(Extracted material begins)
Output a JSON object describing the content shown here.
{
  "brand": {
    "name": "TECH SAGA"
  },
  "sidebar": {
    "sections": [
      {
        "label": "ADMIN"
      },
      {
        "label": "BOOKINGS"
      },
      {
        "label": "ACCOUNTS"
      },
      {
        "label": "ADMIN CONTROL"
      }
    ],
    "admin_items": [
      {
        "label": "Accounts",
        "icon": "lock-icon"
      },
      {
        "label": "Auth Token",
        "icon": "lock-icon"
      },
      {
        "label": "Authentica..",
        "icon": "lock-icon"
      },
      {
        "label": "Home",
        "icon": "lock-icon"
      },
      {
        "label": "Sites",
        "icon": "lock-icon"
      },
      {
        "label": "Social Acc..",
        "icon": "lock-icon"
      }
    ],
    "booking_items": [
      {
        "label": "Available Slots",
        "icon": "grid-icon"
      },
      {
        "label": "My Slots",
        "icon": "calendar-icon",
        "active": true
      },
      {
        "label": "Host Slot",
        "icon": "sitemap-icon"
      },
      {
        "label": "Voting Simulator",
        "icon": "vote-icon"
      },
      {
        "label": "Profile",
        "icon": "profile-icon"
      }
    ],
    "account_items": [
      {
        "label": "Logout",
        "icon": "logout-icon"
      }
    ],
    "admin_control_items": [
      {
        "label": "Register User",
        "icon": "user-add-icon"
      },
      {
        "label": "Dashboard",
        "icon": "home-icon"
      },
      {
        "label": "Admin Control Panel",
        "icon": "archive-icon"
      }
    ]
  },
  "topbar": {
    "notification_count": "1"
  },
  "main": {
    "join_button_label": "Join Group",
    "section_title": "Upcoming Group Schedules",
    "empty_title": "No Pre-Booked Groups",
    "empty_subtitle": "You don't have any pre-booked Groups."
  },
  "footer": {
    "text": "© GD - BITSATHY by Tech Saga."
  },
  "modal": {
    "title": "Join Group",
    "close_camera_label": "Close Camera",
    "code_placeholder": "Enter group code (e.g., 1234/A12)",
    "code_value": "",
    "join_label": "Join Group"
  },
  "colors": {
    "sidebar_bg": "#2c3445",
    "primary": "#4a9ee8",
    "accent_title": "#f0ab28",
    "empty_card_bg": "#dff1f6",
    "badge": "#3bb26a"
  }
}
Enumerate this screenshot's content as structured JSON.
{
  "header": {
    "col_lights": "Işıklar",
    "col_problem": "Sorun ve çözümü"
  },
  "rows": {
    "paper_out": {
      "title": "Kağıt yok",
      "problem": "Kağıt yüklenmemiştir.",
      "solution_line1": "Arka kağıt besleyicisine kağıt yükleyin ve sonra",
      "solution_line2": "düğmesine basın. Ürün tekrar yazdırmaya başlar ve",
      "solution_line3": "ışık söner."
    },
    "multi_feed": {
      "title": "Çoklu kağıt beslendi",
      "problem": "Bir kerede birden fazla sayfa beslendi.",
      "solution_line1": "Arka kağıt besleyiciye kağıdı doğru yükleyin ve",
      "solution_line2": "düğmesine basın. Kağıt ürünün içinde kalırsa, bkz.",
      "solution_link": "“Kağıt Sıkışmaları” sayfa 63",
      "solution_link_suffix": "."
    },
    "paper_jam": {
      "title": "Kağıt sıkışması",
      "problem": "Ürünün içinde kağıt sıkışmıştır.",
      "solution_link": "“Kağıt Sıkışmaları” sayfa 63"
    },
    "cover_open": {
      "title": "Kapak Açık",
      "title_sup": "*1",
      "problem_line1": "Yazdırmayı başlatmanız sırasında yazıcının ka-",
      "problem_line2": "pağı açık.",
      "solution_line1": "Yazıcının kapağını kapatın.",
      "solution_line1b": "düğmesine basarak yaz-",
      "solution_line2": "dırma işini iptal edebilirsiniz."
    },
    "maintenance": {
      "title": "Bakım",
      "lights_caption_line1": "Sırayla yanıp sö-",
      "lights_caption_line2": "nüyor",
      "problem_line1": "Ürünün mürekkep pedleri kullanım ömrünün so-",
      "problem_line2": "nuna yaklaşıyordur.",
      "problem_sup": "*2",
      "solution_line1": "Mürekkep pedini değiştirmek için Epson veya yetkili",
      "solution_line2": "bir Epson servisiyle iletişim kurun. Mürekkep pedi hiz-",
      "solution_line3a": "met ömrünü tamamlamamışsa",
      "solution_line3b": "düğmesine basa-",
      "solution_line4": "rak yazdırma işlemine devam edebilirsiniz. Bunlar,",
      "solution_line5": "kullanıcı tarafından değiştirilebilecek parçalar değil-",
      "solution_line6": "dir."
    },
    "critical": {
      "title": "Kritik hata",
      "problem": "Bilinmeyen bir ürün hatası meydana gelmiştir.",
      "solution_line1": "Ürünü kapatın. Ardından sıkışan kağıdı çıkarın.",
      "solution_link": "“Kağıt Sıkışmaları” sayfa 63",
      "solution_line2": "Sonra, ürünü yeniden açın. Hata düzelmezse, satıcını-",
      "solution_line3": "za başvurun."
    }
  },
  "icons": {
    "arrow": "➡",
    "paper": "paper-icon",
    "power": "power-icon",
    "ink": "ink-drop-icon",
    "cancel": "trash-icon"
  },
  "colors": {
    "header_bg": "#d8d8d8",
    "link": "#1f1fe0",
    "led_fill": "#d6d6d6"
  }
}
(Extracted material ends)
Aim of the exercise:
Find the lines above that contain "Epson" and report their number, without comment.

Solution:
2